They hunt with some high quality rabbit beagles raised by their friends James,
Colon and Larry Saunders of Morganton.
The beagles are cute. About 10 inches tall, they move slowly but eagerly
through the briars patches and brush. You
can follow them by the sound – they go “snuffle, snuffle” as they snort air in
and out of their nose trying to smell the rabbit trails. The rabbits are in little danger from the dogs. They can hear how slowly the beagles are
moving and stay just a few jumps ahead.
When the beagles do get close, then the rabbits will run a few steps and
When the beagles get on a “hot”
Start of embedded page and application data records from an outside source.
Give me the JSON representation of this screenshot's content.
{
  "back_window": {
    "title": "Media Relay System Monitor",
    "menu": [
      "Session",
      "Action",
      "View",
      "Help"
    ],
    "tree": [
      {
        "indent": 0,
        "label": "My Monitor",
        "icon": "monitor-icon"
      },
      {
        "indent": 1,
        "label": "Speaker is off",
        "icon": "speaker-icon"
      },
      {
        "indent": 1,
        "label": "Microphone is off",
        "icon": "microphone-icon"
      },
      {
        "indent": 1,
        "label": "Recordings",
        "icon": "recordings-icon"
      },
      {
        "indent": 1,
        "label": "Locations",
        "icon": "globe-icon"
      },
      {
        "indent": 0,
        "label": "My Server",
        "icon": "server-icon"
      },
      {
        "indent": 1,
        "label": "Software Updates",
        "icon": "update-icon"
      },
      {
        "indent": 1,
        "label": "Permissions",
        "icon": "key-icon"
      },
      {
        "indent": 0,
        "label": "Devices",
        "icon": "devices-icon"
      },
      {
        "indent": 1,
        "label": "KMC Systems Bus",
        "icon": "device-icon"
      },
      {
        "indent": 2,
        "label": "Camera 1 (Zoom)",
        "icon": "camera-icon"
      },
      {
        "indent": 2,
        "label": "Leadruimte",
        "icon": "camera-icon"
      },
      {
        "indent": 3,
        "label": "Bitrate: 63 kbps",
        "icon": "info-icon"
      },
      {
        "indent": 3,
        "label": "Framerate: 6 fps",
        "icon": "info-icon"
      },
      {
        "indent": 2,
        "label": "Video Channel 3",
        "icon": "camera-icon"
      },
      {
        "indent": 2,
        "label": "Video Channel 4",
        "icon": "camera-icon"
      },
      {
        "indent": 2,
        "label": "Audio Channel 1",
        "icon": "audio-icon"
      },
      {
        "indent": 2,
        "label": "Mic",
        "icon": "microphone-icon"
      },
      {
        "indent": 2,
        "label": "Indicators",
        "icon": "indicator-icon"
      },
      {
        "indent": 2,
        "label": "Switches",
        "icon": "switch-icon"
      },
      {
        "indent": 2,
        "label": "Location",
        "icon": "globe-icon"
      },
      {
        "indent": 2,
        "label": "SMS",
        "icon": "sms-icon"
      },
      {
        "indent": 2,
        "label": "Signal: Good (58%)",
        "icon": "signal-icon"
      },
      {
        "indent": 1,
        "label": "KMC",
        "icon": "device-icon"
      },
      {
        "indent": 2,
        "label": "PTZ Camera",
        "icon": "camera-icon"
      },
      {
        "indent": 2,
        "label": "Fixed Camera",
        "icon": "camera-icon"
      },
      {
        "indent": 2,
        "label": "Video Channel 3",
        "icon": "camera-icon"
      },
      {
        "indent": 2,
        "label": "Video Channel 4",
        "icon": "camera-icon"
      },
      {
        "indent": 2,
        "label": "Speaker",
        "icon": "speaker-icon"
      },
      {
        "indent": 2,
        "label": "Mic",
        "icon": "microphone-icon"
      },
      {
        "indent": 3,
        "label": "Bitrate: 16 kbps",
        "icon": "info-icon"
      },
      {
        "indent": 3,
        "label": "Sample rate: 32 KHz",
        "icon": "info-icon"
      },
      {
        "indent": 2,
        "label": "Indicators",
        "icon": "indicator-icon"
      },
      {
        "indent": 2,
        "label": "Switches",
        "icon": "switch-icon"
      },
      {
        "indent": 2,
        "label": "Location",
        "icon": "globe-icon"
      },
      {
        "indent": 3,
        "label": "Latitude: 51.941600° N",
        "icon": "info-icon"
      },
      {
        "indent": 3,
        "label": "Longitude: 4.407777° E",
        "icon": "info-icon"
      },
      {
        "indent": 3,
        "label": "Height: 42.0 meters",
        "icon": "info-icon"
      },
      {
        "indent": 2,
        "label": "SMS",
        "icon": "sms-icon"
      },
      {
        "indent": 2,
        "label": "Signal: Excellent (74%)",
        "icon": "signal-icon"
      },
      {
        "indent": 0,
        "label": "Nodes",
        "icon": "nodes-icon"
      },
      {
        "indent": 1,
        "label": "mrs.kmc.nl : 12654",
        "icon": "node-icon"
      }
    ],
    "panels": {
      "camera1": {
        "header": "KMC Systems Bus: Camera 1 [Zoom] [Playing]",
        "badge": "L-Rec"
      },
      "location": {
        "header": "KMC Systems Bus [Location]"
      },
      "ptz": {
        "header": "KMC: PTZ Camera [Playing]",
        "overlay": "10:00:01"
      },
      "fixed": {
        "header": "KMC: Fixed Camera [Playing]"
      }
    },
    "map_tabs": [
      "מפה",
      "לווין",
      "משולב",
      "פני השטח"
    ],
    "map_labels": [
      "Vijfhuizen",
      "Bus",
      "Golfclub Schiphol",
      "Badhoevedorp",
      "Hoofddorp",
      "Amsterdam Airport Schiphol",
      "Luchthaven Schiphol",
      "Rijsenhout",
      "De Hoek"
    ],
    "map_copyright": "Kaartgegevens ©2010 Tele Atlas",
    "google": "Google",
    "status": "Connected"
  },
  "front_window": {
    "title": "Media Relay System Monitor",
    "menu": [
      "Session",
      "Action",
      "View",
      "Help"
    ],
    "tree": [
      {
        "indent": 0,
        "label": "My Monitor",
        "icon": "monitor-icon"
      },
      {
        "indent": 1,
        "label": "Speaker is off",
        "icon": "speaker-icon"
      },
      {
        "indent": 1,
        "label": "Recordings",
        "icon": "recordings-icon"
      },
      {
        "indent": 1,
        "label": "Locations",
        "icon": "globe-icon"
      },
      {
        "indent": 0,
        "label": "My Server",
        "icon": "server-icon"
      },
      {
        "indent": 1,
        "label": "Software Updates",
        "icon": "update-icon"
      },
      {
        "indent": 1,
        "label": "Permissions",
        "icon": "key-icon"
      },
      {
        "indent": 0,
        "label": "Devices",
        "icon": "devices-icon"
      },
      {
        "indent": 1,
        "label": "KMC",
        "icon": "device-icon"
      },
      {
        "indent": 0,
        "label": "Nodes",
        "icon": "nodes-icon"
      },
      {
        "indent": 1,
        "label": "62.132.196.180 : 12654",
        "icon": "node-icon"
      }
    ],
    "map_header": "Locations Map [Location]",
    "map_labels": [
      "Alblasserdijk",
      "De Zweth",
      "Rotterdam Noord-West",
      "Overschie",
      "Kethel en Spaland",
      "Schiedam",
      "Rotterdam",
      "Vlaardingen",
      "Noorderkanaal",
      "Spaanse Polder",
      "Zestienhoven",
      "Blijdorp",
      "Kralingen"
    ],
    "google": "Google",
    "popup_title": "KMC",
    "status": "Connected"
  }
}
trail (just a few seconds old) then they will start to howl and bark louder,
which prompts their buddies to home in on the dog with the hottest trail. It prompts the people to push in closer
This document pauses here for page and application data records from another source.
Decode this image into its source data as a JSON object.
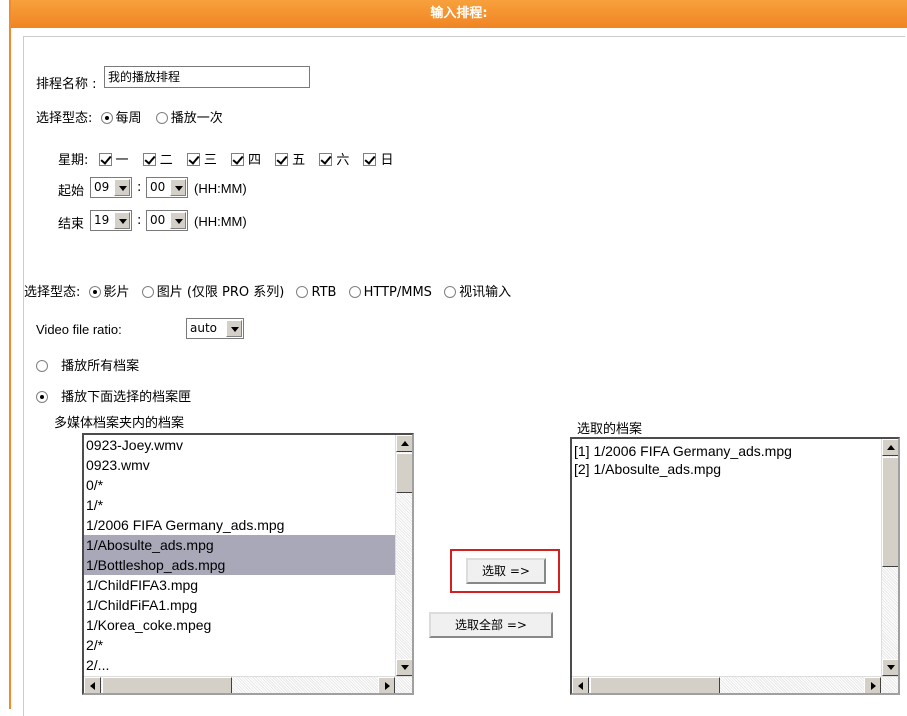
{
  "header": {
    "title": "输入排程:"
  },
  "schedule": {
    "name_label": "排程名称 :",
    "name_value": "我的播放排程",
    "type_label": "选择型态:",
    "type_options": [
      "每周",
      "播放一次"
    ],
    "weekday_label": "星期:",
    "weekdays": [
      "一",
      "二",
      "三",
      "四",
      "五",
      "六",
      "日"
    ],
    "start_label": "起始",
    "start_hour": "09",
    "start_min": "00",
    "end_label": "结束",
    "end_hour": "19",
    "end_min": "00",
    "colon": ":",
    "hhmm": "(HH:MM)"
  },
  "source": {
    "type_label": "选择型态:",
    "options": [
      "影片",
      "图片 (仅限 PRO 系列)",
      "RTB",
      "HTTP/MMS",
      "视讯输入"
    ],
    "ratio_label": "Video file ratio:",
    "ratio_value": "auto",
    "play_all": "播放所有档案",
    "play_selected": "播放下面选择的档案匣"
  },
  "files": {
    "left_label": "多媒体档案夹内的档案",
    "right_label": "选取的档案",
    "left_items": [
      "0923-Joey.wmv",
      "0923.wmv",
      "0/*",
      "1/*",
      "1/2006 FIFA Germany_ads.mpg",
      "1/Abosulte_ads.mpg",
      "1/Bottleshop_ads.mpg",
      "1/ChildFIFA3.mpg",
      "1/ChildFiFA1.mpg",
      "1/Korea_coke.mpeg",
      "2/*",
      "2/..."
    ],
    "right_items": [
      "[1] 1/2006 FIFA Germany_ads.mpg",
      "[2] 1/Abosulte_ads.mpg"
    ],
    "select_button": "选取 =>",
    "select_all_button": "选取全部 =>"
  },
  "colors": {
    "header": "#f08a2a",
    "highlight": "#d32020",
    "selected_row": "#a8a8b8"
  }
}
through the brush and look for the rabbit.
It prompts the rabbit to run for about 30 seconds and then take another
The rabbits get in trouble when
they pass a human standing ahead of the beagle pack with a gun who may shoot
them. Usually, the dog owners want the
dogs to have practice tracking more than they want to eat rabbit stew. So, most of the morning is spent hunting and
little time blasting rabbits.
But today was different. It was a gloriously beautiful, sunny day with
ice on the ground. I found one rabbit dead
in the middle of a thicket so dense that I had to crawl under briars and virginia
creeper brambles. While holding that rabbit,
another bunny hopped into the open and sat not five feet away. Like the bad guy just before he blew up in the
movie Raising Arizona, I struggled to
clear my hands of the bunny, unstrap my shotgun from over my shoulder, chamber
a round, straighten my hat, wipe the sweat off my glasses, aim and get off a
shot before the second rabbit moved. But
it did move. My shot hit air that was
long unoccupied by a bunny. About 10
seconds later, the report from another hunter’s shotgun signaled its demise.
Most days we kill a couple
rabbits. That day we shot nine. The dogs kept two for lunch. The humans kept seven for supper by Mike Haire.